What is your favorite event in the Broadway community? The Gypsy Robe Ceremony. While light-hearted, superstitious and more than a little goofy on the surface, to me, it represents the incredible continuity and legacy of our community. Like the robes themselves, “Broadway” is a messy, colorful collective of people and skills – vibrant, seemingly cobbled together, always building on itself and perpetually being added to. Every time I’ve participated in the ceremony, the hair stands up on the back of my neck and I get a little weepy – it quite literally feels like you’re adding to history.

Theatre is ephemeral; even the longest running shows will eventually close. Sets will be scrapped, costumes will be sold, and recordings, photos and reviews will pretty much be all that remain. Except for this robe. For that brief moment – only a few minutes before the curtain goes up – an entire cast drops what they’re doing, sets aside the pretty important things they are thinking about and getting ready for, and launches the luck of their production with the quirkiest and most unlikely ceremony ever.

When I see a retired robe, I think of the sheer number of Broadway folks, show to show, who literally touched it and enacted this ritual at a moment of unparalleled excitement before their show began. As ridiculous as I likely sound, I believe there is power in that; it strikes me as an oddly fitting way to document the history and spirit of what Broadway is at it’s very best.

What’s something about Broadway that fascinates you? Old Broadway theaters that either no longer exist or have been repurposed; the history of many of these incredible places that now one can only read about.

What, other than theatre, has inspired you recently? Spending time outdoors and outside of Manhattan.
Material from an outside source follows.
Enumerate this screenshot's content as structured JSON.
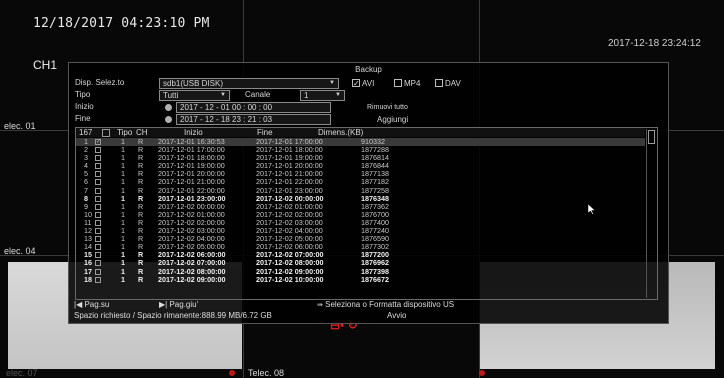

If I could have coffee with any living person, it would be… Pope Francis.

If I could trade places with anybody for a day, I would choose... I’m still thinking about this one…

To be successful in this business, it takes… Levity and flexibility. In that order. Then happenstance and maybe talent (but to what degree on the latter I’m not so sure.)
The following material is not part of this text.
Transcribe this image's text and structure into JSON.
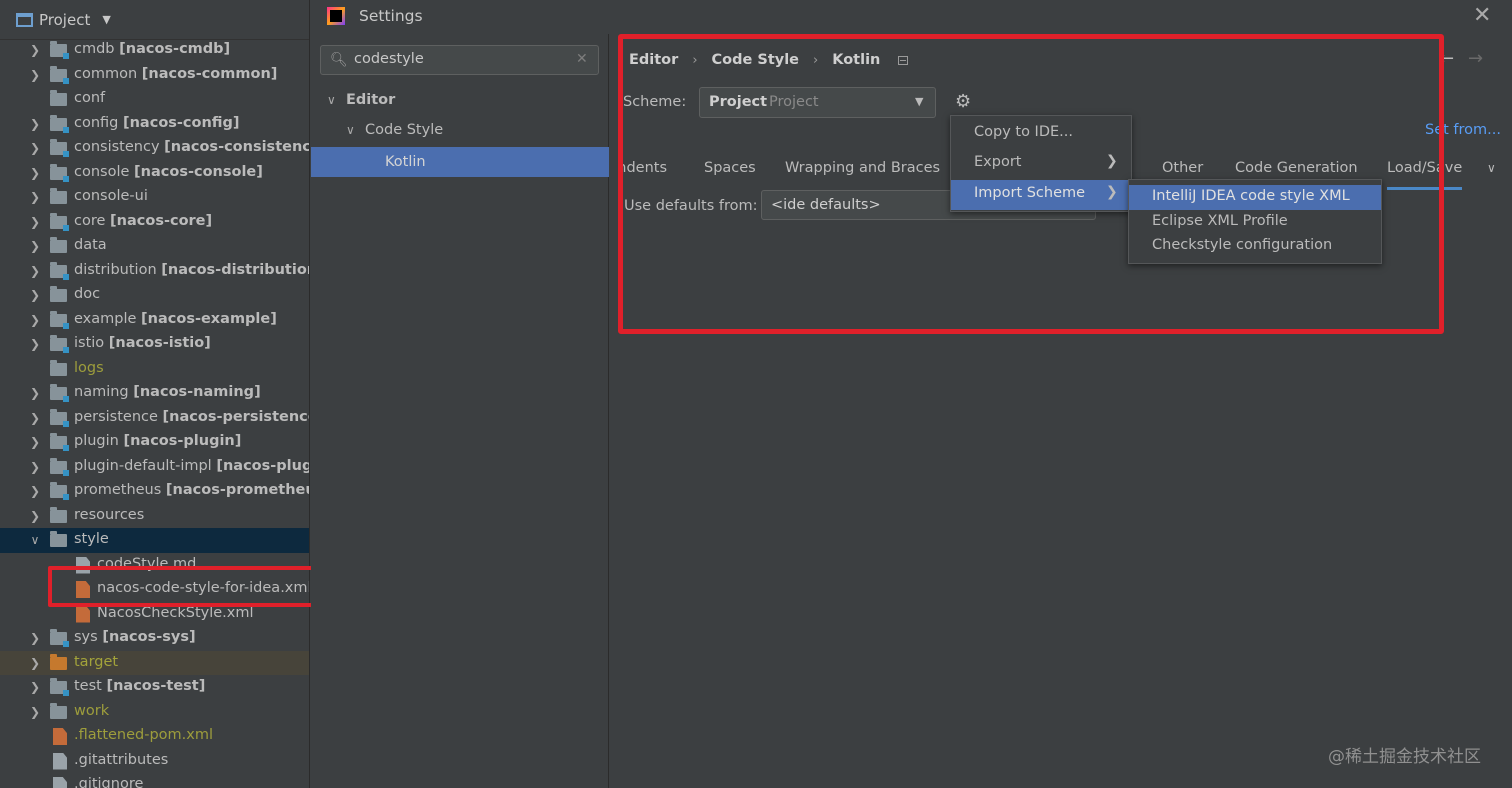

Tell us a secret. I love the smell of Alberto V05 Strawberries & Cream Moisture Milks Shampoo. Really love it. It’s like $1.37 for a gallon and it smells like a Strawberry Shortcake doll farted in your face. But I’m embarrassed to have the big, pink, not-been-updated-since-1983 bottles sitting out in my shower, so I decant the precious berry stink into a more-butch, empty bottle of shampoo for men. I feel like I’m closeting my hair product.

OR… Secret #2: I sincerely hate, hate the nomenclature “artist.”